Iguodala had scored just 26 points altogether, with three three-pointers, in the Warriors' first three games.
He was not a highly regarded three-point shooter before the Sixers traded him to the Denver Nuggets in August 2012. Iguodala opted out of his deal last summer and signed with the Warriors (3-1) as a free agent.
"One year I was here, I was top 25 in the league in three-point percentage," he said. "But it can be tough on you sometimes as far as the focus is always on what can't you do. Not what you can do."
Iguodala said that he never tries to prove anyone wrong.
"I just try to stay true to myself," he said. "And this was kind of an example that I stayed true to myself."
Iguodala said he understands that he was known as an all-around, athletic wing. But against his former team, he showed that he's capable of making open three-pointers.
"I can shoot the ball," he said. "It does feel good, but I wasn't trying to prove anything" to Sixers fans.

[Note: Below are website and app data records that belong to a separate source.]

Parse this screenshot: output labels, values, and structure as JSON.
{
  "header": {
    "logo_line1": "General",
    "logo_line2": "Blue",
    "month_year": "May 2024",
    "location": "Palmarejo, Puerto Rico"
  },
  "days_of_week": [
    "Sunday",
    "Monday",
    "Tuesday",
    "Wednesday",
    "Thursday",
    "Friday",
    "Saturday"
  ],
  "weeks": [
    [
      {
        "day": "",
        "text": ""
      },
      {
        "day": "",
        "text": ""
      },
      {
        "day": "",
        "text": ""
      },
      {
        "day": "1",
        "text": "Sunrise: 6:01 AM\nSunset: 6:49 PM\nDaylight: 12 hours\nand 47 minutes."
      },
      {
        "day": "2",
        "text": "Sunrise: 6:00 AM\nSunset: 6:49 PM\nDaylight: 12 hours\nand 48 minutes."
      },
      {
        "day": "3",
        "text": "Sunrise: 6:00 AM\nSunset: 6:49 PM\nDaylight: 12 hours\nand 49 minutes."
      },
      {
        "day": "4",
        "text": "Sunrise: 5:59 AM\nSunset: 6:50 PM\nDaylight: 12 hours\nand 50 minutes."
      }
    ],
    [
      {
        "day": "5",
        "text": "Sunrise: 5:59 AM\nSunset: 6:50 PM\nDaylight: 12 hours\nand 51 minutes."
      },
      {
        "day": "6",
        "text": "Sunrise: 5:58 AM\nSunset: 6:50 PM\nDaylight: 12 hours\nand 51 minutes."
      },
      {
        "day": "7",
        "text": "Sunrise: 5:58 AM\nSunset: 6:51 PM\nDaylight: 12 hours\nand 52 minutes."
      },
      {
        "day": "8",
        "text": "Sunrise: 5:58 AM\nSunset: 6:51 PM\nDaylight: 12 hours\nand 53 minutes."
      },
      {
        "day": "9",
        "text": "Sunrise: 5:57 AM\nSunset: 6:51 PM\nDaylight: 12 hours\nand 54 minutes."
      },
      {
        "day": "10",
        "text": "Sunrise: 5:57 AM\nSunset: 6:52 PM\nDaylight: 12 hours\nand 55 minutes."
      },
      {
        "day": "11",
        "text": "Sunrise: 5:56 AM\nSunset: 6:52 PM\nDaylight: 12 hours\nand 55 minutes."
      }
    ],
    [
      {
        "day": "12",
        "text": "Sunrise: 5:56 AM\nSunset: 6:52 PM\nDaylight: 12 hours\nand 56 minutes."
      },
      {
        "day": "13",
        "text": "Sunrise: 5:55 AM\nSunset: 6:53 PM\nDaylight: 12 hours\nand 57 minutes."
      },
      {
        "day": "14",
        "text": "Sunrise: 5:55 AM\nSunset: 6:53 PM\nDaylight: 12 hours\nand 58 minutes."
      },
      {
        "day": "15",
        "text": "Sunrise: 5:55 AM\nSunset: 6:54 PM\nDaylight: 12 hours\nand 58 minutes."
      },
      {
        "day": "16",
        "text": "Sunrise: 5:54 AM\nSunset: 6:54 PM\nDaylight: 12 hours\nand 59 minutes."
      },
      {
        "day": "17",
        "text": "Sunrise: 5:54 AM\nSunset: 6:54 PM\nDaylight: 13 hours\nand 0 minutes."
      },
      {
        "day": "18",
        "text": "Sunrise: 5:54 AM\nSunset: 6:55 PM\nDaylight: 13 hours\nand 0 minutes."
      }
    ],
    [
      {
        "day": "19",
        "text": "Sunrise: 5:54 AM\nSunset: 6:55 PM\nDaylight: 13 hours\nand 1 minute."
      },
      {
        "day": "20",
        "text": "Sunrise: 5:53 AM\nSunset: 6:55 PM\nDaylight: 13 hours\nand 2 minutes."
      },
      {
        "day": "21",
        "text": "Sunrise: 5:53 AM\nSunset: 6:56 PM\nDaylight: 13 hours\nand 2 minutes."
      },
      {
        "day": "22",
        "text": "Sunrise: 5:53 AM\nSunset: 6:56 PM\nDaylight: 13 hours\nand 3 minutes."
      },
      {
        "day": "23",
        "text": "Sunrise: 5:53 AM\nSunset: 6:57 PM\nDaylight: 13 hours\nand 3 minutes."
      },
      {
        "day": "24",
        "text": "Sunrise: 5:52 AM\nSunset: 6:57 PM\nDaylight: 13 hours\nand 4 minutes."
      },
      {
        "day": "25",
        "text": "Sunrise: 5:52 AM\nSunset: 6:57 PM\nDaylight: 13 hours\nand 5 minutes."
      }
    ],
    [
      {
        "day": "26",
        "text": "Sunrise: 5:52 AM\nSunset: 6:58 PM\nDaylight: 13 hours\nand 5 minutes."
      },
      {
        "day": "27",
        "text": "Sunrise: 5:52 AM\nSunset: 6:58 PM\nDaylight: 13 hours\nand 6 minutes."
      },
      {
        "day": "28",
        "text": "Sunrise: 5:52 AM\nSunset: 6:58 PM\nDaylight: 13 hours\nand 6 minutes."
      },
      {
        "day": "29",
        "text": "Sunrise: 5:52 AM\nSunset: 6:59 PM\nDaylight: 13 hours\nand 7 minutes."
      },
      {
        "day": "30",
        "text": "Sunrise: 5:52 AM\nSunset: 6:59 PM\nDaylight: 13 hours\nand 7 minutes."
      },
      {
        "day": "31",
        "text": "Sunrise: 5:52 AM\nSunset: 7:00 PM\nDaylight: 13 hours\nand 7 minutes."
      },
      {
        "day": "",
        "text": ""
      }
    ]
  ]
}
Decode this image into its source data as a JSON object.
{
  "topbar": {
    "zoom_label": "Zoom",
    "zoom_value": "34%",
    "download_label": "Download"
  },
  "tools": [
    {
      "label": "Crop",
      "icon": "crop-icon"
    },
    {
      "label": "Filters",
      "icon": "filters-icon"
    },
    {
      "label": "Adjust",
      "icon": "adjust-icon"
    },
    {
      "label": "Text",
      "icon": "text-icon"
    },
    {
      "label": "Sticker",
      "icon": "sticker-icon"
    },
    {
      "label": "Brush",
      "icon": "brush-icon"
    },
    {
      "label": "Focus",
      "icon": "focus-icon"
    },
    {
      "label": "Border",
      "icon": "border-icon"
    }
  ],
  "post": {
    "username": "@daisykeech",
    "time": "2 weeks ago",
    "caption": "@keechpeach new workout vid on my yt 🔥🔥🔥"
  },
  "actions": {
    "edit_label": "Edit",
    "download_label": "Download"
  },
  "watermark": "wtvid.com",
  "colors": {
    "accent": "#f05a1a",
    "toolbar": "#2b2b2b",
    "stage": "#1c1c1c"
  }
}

The Sixers were focused on denying guards Stephen Curry and Klay Thompson from making threes - not Iguodala, who was left open.
"Seven for 11, that's a pretty good night," Sixers center Spencer Hawes said. "You kind of have to pick your poison, and tonight we might have picked the wrong one."
Curry, a standout point guard, and power forward David Lee also had big games for the Warriors.
Curry finished with 18 points, 12 assists and 10 rebounds even though he sat out the fourth quarter. Lee had 18 points and seven rebounds in three quarters.
Evan Turner and Michael Carter-Williams led the Sixers with 18 points apiece. But this was Carter-Williams' worst game of his brief career.
The rookie point guard made just 4 of 17 shots and had six turnovers on the day he was named the Eastern Conference player of the week.
"I made some careless turnovers, a couple of tipped passes on careless mistakes on my part," Carter-Williams said. "You know my shot was not on. I was trying to make plays and take an open shot. As a basketball player, you have to do that: Stay confident on your off nights."
The Warriors held a commanding 39-point lead in the third quarter before resting their starters in the fourth. Things were so out of hand that the Warriors reserves were teasing the Revolutionaries, the Sixers' rowdy fan club.
The Sixers made just 5 of 25 three-pointers, shot 35 percent from the field, and committed 24 turnovers.
"I do admit we were sloppy," Sixers coach Brett Brown said. "We were careless. A lot of that had to do with their defense."